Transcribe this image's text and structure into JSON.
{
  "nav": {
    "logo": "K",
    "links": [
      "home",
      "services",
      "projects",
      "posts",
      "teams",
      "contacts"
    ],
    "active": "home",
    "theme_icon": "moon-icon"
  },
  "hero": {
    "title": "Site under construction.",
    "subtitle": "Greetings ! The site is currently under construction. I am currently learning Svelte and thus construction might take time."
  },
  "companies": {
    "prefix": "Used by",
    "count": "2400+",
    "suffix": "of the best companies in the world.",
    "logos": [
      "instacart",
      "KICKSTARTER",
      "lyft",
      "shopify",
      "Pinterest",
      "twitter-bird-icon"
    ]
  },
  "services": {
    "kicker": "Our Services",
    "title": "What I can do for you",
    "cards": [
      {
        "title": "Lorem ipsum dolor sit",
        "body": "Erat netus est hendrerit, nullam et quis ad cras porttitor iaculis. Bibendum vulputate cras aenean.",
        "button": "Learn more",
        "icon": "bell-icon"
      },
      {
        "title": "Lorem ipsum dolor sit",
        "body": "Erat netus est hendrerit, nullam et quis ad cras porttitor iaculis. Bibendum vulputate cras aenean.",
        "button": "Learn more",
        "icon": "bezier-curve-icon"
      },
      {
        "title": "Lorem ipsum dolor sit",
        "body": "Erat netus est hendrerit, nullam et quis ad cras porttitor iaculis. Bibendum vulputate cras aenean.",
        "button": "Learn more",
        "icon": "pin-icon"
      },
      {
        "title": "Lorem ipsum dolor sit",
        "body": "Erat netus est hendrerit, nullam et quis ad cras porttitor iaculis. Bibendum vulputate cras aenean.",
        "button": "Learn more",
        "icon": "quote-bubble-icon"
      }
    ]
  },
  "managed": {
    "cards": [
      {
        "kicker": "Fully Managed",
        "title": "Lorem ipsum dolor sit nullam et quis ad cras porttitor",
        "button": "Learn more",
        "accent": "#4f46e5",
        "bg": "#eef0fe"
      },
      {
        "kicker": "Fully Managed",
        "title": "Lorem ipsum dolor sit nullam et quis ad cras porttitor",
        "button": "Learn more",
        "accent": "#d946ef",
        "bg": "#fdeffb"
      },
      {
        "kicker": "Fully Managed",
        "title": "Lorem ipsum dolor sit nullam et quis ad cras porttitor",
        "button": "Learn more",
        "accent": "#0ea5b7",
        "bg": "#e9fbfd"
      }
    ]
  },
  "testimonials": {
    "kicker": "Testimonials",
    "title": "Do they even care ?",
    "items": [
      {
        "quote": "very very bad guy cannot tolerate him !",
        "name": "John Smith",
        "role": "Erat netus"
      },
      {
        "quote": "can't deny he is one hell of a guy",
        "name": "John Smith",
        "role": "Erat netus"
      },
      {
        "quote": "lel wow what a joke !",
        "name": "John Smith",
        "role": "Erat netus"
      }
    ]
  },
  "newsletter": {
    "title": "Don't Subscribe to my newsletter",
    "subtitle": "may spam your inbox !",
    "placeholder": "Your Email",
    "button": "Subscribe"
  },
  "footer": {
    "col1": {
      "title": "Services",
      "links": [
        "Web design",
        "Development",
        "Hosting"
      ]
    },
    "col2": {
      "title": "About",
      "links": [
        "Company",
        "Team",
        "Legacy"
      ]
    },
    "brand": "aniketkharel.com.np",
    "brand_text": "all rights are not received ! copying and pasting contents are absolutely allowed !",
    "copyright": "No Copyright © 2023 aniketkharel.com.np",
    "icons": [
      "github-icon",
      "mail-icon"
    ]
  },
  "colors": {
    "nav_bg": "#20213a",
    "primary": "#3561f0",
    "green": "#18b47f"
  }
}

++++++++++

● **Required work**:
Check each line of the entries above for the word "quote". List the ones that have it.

● **Exercise result**:
        "icon": "quote-bubble-icon"
        "quote": "very very bad guy cannot tolerate him !",
        "quote": "can't deny he is one hell of a guy",
        "quote": "lel wow what a joke !",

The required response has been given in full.